THE TASK | If a line in the records below holds the string "icon", count it, and state only the final count.

::: DATA RECORDS :::

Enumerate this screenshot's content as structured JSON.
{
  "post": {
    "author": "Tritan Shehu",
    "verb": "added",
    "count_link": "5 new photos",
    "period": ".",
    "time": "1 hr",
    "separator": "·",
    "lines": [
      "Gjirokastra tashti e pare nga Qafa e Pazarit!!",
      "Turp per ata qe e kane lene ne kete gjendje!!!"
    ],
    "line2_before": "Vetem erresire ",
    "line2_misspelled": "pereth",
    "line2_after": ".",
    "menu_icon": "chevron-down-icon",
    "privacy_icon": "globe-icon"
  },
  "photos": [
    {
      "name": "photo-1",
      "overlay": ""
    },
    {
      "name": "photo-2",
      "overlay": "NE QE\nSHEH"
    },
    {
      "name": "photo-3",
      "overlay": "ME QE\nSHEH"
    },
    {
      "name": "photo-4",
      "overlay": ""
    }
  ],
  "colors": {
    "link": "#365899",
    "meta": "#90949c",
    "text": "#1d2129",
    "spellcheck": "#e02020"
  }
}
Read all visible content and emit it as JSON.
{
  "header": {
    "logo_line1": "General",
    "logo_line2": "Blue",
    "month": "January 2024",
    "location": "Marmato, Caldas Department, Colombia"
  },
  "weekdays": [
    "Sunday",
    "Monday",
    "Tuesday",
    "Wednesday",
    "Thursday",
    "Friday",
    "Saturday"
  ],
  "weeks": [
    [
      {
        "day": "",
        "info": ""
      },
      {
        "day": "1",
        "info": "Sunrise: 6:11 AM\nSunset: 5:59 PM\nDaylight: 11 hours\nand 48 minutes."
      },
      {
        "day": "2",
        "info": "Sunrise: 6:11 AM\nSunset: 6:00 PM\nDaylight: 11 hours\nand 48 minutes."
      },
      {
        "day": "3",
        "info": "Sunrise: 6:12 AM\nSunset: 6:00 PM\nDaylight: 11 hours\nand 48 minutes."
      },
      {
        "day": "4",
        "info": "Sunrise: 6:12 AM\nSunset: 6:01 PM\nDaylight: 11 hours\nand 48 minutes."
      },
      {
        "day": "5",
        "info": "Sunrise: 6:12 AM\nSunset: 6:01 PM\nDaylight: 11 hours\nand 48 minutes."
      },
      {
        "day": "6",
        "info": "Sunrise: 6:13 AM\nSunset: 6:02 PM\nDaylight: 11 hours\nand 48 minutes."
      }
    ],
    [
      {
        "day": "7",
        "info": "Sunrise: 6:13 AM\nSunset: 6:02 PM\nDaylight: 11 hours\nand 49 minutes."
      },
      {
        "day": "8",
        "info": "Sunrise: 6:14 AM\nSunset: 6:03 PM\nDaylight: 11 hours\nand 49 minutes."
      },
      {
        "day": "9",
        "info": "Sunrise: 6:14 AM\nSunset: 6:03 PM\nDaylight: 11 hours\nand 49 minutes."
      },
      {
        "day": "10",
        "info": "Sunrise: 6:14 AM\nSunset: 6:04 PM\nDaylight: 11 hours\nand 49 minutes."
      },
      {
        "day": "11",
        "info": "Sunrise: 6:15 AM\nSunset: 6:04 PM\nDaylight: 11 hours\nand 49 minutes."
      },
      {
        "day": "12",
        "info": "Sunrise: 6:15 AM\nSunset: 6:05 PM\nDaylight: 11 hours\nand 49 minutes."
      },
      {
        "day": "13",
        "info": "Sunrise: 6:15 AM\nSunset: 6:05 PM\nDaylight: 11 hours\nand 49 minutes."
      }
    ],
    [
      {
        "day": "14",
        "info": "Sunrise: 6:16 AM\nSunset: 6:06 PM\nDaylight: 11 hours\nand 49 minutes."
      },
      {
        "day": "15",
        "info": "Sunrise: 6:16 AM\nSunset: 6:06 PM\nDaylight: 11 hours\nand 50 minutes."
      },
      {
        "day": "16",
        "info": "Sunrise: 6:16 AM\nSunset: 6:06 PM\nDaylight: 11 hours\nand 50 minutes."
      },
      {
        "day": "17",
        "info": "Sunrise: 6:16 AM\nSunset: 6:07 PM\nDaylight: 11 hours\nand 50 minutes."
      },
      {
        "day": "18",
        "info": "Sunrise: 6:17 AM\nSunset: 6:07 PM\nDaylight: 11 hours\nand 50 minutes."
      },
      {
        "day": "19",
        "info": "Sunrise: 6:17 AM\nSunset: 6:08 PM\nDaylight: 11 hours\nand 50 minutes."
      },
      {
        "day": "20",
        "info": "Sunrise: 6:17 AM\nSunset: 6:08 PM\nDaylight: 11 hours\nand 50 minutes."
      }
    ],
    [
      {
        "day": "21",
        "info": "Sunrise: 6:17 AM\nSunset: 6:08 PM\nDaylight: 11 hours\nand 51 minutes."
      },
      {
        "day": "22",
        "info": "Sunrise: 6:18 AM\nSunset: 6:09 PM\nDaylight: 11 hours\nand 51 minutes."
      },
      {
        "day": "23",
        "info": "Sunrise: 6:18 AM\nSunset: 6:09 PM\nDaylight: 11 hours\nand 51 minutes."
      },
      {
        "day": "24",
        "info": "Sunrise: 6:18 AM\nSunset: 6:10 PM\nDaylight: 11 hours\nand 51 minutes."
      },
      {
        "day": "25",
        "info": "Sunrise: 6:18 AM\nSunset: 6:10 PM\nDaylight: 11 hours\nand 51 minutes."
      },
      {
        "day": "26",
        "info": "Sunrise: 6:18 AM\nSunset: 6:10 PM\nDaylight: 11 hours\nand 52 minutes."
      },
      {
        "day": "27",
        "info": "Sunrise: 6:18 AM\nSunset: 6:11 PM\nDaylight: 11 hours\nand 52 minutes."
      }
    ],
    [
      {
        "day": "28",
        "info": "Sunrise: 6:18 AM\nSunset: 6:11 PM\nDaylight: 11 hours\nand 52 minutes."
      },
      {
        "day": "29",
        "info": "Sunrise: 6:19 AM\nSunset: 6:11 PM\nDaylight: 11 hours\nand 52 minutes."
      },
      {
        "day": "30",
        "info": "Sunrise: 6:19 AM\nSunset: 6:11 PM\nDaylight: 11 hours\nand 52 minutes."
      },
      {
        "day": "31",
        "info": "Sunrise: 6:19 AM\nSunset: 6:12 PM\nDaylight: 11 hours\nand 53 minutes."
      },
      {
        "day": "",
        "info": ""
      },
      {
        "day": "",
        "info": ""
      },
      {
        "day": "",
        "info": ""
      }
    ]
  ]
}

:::

SOLVED PROBLEM | 2